|The Tocante line of musical instruments is "about" and "touching" the materials of electronics. Each touchpad represents a pitch according to industry "preferred numbers," chosen by old wartime engineers for non-musical purposes. Here they form a unique and haunting musical scale, not unlike that of a gamelan or the neutral intervals of Persian music. Beyond these base pitches, three golden sandrodes flank each touchpad; touching these androgynous nodes yields intermodulation, pitch and timbral shifts, and emergent chaotic masses. The instruments come in three flavors: thyris the triangle, bistab the square, and phashi the circle. The oscillators sound like a bowed string, a most powerful clarinet, and a howling serene whistle, respectively. Each responds to touch differently. Solar panels charge the onboard batteries, that power the oscillators and a speaker. They are the perfect self-contained instrument for nightly music at the campground.

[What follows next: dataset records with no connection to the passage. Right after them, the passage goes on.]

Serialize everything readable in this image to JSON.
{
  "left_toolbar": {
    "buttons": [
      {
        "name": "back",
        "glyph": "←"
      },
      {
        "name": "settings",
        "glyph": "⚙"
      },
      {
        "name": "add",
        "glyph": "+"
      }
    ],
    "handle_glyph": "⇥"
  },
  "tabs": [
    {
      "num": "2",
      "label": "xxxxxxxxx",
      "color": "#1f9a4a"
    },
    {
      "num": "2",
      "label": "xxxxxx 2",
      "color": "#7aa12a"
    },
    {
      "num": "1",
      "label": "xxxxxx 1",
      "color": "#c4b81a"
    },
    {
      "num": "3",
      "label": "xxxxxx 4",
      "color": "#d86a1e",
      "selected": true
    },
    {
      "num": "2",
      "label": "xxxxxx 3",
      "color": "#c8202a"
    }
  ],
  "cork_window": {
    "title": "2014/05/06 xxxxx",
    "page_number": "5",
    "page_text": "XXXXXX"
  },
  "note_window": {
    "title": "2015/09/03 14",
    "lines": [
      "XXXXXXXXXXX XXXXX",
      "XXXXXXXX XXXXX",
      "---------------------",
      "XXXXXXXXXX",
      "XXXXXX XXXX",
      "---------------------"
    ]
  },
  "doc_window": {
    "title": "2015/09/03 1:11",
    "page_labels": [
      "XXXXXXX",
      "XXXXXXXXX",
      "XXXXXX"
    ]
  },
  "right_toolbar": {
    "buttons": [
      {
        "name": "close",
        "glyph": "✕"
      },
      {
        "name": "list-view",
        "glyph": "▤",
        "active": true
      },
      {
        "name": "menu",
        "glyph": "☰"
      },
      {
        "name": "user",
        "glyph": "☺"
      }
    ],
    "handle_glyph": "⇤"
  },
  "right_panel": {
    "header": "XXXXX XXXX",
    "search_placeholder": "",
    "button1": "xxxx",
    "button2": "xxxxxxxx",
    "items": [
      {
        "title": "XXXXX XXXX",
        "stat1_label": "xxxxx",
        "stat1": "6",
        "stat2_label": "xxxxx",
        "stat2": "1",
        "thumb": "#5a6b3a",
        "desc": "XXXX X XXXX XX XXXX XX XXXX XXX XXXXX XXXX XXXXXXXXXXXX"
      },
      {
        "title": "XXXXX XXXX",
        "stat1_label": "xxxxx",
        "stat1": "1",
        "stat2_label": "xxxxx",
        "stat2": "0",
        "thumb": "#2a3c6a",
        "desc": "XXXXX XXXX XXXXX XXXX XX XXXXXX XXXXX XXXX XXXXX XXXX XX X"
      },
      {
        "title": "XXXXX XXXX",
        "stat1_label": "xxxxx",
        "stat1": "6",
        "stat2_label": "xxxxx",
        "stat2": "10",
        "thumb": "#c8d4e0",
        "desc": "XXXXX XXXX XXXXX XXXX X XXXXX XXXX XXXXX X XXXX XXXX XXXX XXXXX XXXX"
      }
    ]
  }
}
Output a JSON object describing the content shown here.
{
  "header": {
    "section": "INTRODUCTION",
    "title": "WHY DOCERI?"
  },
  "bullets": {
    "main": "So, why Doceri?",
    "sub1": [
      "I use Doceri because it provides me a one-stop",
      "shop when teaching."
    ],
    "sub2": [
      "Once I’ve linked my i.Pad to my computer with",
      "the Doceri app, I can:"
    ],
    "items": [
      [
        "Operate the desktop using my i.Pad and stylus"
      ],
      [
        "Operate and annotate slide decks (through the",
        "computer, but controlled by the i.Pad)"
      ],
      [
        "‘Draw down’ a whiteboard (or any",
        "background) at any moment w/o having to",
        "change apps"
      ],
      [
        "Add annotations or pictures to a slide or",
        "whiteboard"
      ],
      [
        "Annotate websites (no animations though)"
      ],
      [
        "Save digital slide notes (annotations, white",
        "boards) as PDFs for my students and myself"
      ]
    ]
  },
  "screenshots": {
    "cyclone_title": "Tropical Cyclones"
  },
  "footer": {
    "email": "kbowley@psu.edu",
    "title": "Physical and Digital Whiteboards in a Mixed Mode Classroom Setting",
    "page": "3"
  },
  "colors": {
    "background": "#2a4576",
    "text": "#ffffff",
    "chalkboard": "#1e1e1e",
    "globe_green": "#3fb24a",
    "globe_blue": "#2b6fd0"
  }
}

Zenert is a simple name, deriving from the source of its noise, a zener diode, and the spectral flavoring applied by a simple resonant circuit, the twin-t. Its operation diverges from the previous Tocante pieces, where finger-touch simply connected oscillator outputs to an amplifier. In Zenert, finger-touch injects the zener noise into the inputs of the flavoring circuits. So instead of a number of discrete symbols at its rim, Zenert has a band of copper tracing, scripted to mimic the waveform of noise. The inner nodes, for circuit bending on Thyris, Bistab and Phashi, are now the injection points for each resonance. The resonators on Zenert share the same tuning-by-capacitor scheme, establishing continuity with the previous ones. Thus Tocante shares a two-faced nature with its nemesis, Ieaskul F. Mobenthey; looking backward to previous designs for the general framework and manifesto, but looking forward to new ways to break out of the mold.